__Try it__
Your answer should be one number, the count of lines in the entries holding the word "Users".

[Stored dataset items]

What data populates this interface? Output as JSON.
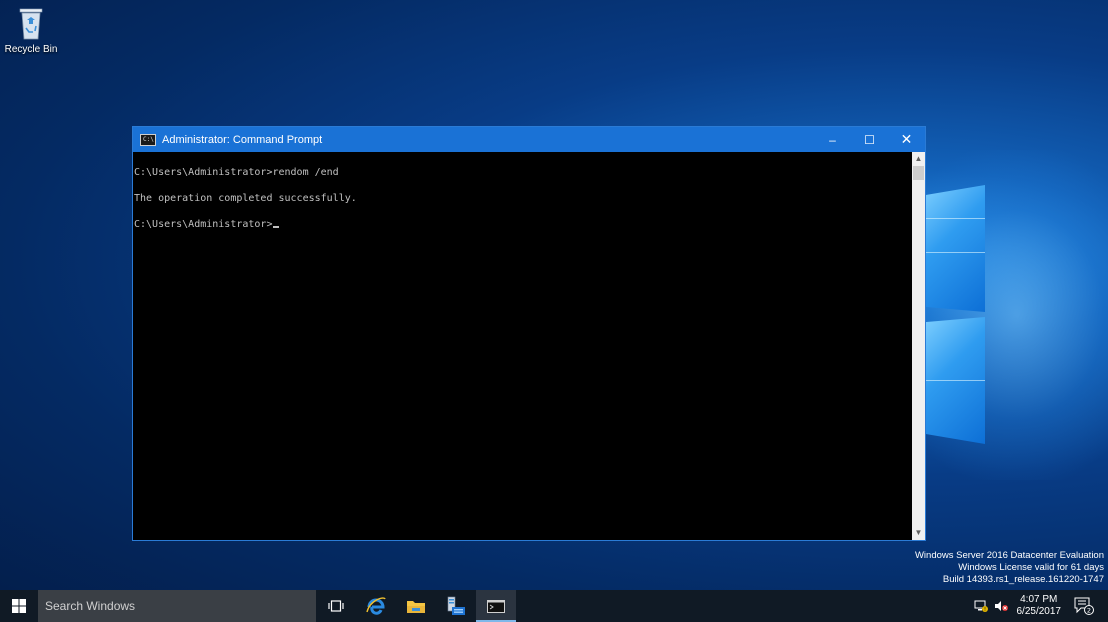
{
  "desktop": {
    "icons": [
      {
        "label": "Recycle Bin"
      }
    ]
  },
  "window": {
    "title": "Administrator: Command Prompt",
    "controls": {
      "minimize": "–",
      "maximize": "☐",
      "close": "✕"
    },
    "console_lines": [
      "C:\\Users\\Administrator>rendom /end",
      "",
      "The operation completed successfully.",
      "",
      "C:\\Users\\Administrator>"
    ]
  },
  "watermark": {
    "line1": "Windows Server 2016 Datacenter Evaluation",
    "line2": "Windows License valid for 61 days",
    "line3": "Build 14393.rs1_release.161220-1747"
  },
  "taskbar": {
    "search_placeholder": "Search Windows",
    "time": "4:07 PM",
    "date": "6/25/2017",
    "notification_count": "2"
  }
}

__Response box__
2